Q:What is SEN / SEND?
A: SEN / SEND stands for Special Educational Needs/Special Educational Needs and Disabilities. A pupil is deemed to have Special Educational Needs if they are finding it harder than other pupils to make progress. This may be due to a specific learning difficulty, a recognised disability such as hearing impairment, emotional or social difficulties, or speech and language difficulties. Some pupils will only be classified as SEND for a short time, others may remain so for the rest of their time in school. The Whiteoak Academies have an SEN register which records all SEND pupils, and we track the progress of these pupils closely.
The SEND Code of Practice 2015 and the Children and Families Act 2014 gives guidance to health and social care, education and local authorities to make sure that children and young people with SEND are properly supported.
Q: How is SEND Identified?
A: SEND can be identified at an early age, and for some pupils, it can emerge later. At the Whiteoak Academies, Class Teachers will observe and monitor assessments of pupils regularly to identify students who may be making less progress than expected given their age and individual circumstances. Persistent withdrawn and disruptive behaviours can also be taken into consideration. If a child is a cause for concern they will be raised at Pupil Progress Meetings and SEN Surgeries held with SLT and the SEND co-ordinator (SENDCo). If you think your child may have special educational needs, your first point of contact is with your child's Class Teacher. If however you have further concerns please do contact the SENDCo , Mrs Abby Murray, to discuss any concerns.

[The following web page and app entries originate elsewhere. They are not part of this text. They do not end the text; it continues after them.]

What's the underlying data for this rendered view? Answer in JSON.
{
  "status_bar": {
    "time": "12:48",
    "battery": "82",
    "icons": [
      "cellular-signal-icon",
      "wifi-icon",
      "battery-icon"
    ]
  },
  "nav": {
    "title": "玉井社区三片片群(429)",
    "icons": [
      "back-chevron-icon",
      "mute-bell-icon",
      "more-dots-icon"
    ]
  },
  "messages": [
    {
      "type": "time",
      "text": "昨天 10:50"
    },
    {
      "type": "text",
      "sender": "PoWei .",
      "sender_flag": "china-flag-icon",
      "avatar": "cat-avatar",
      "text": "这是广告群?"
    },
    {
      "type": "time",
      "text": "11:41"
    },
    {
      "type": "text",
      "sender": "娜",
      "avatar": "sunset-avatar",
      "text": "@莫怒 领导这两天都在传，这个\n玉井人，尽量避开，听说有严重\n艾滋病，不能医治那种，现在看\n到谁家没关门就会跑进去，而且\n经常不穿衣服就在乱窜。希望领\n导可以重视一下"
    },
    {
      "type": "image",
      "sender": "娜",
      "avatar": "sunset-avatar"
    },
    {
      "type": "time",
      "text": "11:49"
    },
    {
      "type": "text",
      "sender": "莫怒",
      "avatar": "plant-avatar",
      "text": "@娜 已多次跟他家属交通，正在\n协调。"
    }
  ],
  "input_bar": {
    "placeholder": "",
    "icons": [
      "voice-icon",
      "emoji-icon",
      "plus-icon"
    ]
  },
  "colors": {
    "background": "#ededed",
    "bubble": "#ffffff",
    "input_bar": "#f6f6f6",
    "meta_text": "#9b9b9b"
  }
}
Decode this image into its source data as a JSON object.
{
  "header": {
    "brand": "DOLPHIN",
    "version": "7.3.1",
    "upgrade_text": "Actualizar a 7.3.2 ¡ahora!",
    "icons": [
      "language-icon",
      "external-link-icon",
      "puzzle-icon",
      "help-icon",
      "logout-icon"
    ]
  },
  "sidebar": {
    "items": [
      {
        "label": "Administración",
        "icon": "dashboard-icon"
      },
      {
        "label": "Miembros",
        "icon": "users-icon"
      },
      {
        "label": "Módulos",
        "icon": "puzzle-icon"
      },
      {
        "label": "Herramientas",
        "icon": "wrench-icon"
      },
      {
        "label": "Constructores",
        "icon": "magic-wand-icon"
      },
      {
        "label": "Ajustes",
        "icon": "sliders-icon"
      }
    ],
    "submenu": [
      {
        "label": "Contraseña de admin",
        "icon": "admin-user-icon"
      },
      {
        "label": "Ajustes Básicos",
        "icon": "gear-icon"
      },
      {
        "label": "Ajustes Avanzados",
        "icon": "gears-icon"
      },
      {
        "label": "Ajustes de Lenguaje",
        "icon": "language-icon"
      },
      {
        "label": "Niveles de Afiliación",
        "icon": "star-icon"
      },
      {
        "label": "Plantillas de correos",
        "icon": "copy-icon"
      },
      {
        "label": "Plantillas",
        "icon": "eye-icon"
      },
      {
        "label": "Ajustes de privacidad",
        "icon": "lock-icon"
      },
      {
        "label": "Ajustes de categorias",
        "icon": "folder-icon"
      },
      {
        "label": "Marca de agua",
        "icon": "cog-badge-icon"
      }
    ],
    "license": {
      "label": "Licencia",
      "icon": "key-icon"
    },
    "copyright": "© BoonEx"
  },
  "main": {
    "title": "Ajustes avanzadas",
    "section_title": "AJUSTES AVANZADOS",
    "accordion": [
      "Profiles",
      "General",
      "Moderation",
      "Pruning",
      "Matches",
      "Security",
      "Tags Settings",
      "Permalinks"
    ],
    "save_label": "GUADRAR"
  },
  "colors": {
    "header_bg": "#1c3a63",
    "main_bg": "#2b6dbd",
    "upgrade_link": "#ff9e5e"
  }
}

Q: What is the Graduated Approach?
A: At the Whiteoak Academies we instigate a Graduated Approach to supporting our SEND pupils, in line with the SEND Code of practice 2015. We will follow the four steps (Assess, Plan, Do, Review) and meet regularly with parents to involve them in the process. The diagram below explains this.
Q: Will my child have an IEP (Individual Education Plan)?
A: If your child is SEN support they are very likely to have an IEP. An IEP is a method of setting SMART targets, specific to the pupil's needs and measuring small steps of progress. IEP's are also required by the Local Authority as a source of evidence when applying for Top Up Funding or and Education Health and Care Plan Needs Assessment.
Q: How can my child get additional funding?
A: Additional funding must be applied for from the Local Authority. This funding is known as "Top Up Funding". To receive Top Up Funding a pupil must meet criteria set by the Local Authority. Guidance is revised annually and available each January. This year's guidance can be found at the link below.
Q: What is an Education, Health and Care Plan?
A: An Education, Health and Care Plan or EHC / EHCP is a legal document which describes a child or young person’s Special Educational Needs and/or Disabilities (SEND). An EHCP is written and provided by a Local Authority in order to give children and young people the help and support they need to make progress academically, socially and emotionally. An EHCP replaced a Statement of Special Educational Need (SEN) when the revised Code of Practice was introduced in 2014.
Q:Who is an EHCP for?
A: An EHCP is for any child or young person who has a significant and complex Special Educational Need or Disability. An EHCP is required when a child’s needs cannot be met by the usual support that is available to them in their school or setting. Many children with SEND receive support in their school or setting without an EHCP, however, their support would come from resources already available within the school. This is called SEN Support. Following intervention at the SEN Support level, some children or young people’s needs may be deemed significant and complex and therefore require an EHC Needs Assessment by the Local Authority. If you feel that your child requires an EHCP, please make an appointment to speak to the SENDCo to discuss the next steps.